Not true. Among other things, Cola Di Rienzo happened.
Di Rienzo was born around the year 1313, in Rome. His father was a barkeeper (paging John Boehner!), and his mother washed clothes. Nevertheless, Di Rienzo rose to be the leader of Rome, not once but twice.
At the time, Rome was a crime-ridden city of squalor. Its best days were a millennium earlier. Di Rienzo overcame the two noble families who had run Rome for decades, with a program to restore Rome to its former greatness. Think of it as MRGA – Make Rome Great Again, except with actual meaning to it.
Di Rienzo began by cleaning up the streets, and cracking down on crime. But he didn’t stop there. He boldly proclaimed two concrete goals:
The unification of Italy, and
The sovereignty of The People over government – i.e., democracy.
Those were very controversial ideals in the 14th century. Di Rienzo ruled Rome for a few years, at which point the noblemen deposed him. He then returned to power for a couple of months, at which point the noblemen (and a mob) murdered him, in 1354, at the age of 41.
So much for that, you would think.
But the ghost of Cola Di Rienzo surely celebrated 500 years later, in July 1871, when Rome became the capital of a united Italy.
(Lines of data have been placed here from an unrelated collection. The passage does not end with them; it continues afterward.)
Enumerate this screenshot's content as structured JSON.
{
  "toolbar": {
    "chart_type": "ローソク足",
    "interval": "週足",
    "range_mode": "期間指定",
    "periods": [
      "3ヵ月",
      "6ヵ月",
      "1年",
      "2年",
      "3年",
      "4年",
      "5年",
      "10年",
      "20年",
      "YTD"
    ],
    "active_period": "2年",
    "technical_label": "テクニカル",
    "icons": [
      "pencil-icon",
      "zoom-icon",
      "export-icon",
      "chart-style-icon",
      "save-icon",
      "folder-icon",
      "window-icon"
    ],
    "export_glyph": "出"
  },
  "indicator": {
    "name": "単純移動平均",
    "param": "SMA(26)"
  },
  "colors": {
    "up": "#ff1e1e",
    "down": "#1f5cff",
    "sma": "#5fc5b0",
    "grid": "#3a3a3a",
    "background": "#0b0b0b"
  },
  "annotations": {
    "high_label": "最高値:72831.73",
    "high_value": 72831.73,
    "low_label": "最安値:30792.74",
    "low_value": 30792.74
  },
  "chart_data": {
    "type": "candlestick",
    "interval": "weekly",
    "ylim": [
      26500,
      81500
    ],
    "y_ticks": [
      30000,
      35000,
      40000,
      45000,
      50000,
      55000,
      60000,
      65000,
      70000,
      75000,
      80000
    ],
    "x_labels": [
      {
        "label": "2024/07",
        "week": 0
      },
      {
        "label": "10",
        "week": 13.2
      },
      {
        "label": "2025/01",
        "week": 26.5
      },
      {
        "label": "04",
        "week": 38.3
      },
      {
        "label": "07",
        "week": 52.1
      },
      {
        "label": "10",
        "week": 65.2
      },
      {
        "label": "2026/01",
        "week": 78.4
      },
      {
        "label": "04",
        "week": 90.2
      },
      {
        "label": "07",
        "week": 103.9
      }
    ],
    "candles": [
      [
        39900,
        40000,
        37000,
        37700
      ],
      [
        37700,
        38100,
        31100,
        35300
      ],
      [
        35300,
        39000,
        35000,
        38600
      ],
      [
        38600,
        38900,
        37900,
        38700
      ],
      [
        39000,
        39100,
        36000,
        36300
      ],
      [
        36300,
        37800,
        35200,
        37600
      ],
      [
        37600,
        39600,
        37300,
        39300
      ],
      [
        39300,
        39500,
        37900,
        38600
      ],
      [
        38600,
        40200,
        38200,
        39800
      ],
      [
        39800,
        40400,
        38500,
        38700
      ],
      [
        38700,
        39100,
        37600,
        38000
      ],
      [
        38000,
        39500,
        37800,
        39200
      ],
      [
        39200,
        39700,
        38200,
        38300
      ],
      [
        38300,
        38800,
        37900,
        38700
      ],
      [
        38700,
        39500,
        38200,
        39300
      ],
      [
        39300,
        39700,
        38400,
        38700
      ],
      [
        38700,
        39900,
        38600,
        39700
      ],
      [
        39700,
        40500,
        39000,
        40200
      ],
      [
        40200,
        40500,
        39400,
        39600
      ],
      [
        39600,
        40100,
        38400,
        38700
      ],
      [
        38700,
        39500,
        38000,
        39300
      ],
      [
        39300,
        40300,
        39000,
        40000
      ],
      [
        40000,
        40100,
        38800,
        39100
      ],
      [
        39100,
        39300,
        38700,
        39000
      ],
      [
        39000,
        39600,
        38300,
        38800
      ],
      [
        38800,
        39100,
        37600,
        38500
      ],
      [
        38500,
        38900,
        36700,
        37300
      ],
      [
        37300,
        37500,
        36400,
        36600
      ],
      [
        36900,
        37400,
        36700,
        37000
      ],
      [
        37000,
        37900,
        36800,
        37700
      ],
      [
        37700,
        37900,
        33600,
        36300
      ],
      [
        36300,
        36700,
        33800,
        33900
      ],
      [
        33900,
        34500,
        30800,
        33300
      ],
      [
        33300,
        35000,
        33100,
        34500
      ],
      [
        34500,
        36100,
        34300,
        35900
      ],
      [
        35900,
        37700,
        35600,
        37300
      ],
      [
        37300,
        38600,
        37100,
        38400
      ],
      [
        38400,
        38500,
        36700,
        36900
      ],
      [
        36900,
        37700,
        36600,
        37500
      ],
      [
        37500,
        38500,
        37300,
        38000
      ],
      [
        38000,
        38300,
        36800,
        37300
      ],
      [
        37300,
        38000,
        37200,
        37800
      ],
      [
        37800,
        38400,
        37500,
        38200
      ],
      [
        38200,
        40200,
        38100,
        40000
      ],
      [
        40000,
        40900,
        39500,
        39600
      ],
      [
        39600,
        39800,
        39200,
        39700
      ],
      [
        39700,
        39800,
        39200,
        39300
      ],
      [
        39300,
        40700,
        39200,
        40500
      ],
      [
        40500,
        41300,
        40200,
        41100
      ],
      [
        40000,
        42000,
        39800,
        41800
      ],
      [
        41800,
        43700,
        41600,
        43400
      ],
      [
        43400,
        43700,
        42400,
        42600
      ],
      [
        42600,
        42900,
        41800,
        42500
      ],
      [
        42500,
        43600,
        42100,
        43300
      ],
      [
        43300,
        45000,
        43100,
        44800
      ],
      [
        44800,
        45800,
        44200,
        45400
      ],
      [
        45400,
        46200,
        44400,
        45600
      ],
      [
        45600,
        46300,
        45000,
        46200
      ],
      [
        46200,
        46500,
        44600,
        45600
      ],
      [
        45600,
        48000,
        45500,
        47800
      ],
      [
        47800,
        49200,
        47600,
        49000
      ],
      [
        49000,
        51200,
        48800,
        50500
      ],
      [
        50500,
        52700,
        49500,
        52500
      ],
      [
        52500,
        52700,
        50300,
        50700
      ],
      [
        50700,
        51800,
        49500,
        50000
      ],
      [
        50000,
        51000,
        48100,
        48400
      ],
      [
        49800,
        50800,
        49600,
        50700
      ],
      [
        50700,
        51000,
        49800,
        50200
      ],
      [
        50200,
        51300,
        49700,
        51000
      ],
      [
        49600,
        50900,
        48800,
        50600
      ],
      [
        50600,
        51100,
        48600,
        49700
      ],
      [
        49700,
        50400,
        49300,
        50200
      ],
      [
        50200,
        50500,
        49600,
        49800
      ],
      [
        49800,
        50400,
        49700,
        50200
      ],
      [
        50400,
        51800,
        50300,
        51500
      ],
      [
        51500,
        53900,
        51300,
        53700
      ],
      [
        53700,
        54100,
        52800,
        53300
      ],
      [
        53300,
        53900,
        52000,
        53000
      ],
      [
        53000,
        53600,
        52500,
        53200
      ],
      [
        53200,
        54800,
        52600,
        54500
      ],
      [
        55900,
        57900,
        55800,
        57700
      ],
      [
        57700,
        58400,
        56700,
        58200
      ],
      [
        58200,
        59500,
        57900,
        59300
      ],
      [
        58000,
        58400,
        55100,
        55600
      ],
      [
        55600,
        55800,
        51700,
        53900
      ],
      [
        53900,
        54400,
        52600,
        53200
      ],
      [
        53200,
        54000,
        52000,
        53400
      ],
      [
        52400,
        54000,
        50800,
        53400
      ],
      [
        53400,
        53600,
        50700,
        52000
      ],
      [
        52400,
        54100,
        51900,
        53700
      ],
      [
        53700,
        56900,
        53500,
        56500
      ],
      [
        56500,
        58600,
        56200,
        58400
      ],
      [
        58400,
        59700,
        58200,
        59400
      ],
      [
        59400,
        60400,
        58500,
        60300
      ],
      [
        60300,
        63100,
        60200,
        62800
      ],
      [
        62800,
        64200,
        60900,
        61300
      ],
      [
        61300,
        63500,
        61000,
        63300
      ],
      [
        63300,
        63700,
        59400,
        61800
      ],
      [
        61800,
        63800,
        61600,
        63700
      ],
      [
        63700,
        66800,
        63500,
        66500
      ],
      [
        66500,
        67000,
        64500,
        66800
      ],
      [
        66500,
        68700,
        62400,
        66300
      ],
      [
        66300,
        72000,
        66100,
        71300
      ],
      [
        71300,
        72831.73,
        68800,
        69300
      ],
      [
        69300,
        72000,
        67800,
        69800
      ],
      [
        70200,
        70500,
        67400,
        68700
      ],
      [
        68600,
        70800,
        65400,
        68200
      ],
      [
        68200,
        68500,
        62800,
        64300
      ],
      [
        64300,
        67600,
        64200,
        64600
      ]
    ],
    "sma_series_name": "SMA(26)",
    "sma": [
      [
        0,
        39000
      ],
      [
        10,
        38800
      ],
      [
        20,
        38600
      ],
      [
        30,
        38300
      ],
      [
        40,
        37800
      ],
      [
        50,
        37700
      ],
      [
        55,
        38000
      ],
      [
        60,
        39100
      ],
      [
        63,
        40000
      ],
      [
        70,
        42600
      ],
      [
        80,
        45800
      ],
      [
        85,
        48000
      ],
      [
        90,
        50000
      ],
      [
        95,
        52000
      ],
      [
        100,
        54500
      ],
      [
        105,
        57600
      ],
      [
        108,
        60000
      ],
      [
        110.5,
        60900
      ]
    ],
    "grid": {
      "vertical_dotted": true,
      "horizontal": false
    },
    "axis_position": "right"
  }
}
And then again, in June 1946, when the King of Italy abdicated, and Italy became a democracy.
Di Rienzo won. It took more than 500 years, but he won.
And not without recognition. For instance, Friedrich Engels, the co-author of the Communist Manifesto, wrote a play about Di Rienzo. And if you ever visit Rome, then ten blocks northeast of the Vatican, you will find Piazza Cola Di Rienzo. (There is a shop selling ice cream on one side, and a shop selling gelati on the other.) You will find the piazza along the Via Cola Di Rienzo, which runs from the Vatican to the Tiber River.
My point is this. If you support the right causes, then sometimes you have to be very, very patient. You might even have to wait 500 years. But you will win.
Please support our campaign for justice, equality and peace. No need to be patient; you can do that right now >>